To Follow Is Good, to Lead Is Better
The average Belgian SME does not recognize itself in widespread depictions of innovation leaders such as Tesla. They feel more comfortable adopting a 'smart follower' strategy, especially in these uncertain times. Though this decision may seem logical and down to earth, studies and simulations (including McKinsey Global Institute) reveal the opposite is true. 'Smart followers' won't see a positive impact on cash flow until ten years on, while 'front runners' do so after only three years.
Anyone can, may and even must strive to become a front runner. However, both small and large companies should not treat Smart Industry as an abstract concept. Instead, they must exhibit a clear understanding of when and how to use these new technologies to achieve their business goals. This implies the development of a well-supported strategy that includes short- and long-term objectives, a roadmap and an implementation plan.

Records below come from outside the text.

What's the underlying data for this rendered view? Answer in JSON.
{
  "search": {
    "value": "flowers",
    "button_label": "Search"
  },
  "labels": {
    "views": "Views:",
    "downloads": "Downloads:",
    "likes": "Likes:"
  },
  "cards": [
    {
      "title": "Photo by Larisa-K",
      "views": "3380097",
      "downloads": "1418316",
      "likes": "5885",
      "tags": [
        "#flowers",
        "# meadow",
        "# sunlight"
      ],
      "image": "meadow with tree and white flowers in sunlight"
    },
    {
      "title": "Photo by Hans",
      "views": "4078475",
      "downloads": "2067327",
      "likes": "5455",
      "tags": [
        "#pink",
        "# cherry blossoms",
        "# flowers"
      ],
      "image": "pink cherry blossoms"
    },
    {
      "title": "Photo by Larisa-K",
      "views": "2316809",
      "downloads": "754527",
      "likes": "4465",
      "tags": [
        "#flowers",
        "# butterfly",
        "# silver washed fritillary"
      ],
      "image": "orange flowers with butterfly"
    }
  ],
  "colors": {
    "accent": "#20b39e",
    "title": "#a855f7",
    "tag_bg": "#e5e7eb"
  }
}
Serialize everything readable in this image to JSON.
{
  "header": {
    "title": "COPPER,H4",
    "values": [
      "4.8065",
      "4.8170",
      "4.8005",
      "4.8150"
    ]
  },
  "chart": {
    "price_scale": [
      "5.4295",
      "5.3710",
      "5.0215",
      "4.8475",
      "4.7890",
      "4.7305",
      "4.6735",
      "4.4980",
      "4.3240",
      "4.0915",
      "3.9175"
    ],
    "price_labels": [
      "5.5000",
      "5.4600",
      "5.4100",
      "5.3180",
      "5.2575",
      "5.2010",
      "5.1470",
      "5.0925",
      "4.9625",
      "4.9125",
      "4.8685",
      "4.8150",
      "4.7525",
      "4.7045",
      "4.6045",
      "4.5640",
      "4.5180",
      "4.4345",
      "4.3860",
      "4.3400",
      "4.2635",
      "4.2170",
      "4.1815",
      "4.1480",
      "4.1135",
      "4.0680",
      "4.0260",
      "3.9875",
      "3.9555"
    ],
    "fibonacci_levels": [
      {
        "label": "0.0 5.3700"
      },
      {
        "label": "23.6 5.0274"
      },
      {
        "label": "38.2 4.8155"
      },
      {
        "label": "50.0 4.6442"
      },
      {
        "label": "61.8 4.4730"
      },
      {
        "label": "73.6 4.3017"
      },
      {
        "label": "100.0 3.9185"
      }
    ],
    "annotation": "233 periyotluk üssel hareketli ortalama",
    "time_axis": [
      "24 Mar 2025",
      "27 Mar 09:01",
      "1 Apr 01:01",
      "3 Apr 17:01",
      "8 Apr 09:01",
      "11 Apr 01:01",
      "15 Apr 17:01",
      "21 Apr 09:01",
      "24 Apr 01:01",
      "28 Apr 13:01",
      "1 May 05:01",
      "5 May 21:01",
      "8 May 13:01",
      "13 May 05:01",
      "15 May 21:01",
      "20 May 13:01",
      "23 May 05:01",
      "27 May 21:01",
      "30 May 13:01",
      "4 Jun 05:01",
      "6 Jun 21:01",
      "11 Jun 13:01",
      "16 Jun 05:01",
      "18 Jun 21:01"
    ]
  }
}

That's starting to sound like a lot of work again and as such, reserved for the big boys. Fortunately, nothing is further from the truth. With a well-thought-out, pragmatic approach, you can achieve very tangible results quite rapidly, step by step and without excessive investment.
Use This Approach to Accelerate Step by Step
A good guide is the Acatech Industry 4.0 Maturity Model (Schu et al., 2017, update 2020). This model adheres to the motto 'learn to walk first.'
A prerequisite for Industry 4.0 is actually Industry 3.0; companies must first be sufficiently digitized (Computerization) and connected (Connectivity). At the Computerization stage, both Operational Technology (OT) and business applications (such as ERP) are generally present, but not necessarily fully integrated and connected as yet. At the Connectivity stage, these are fully operational, possibly with a Manufacturing Execution System (MES). By fitting older equipment with new sensor technology, this too can generate production data.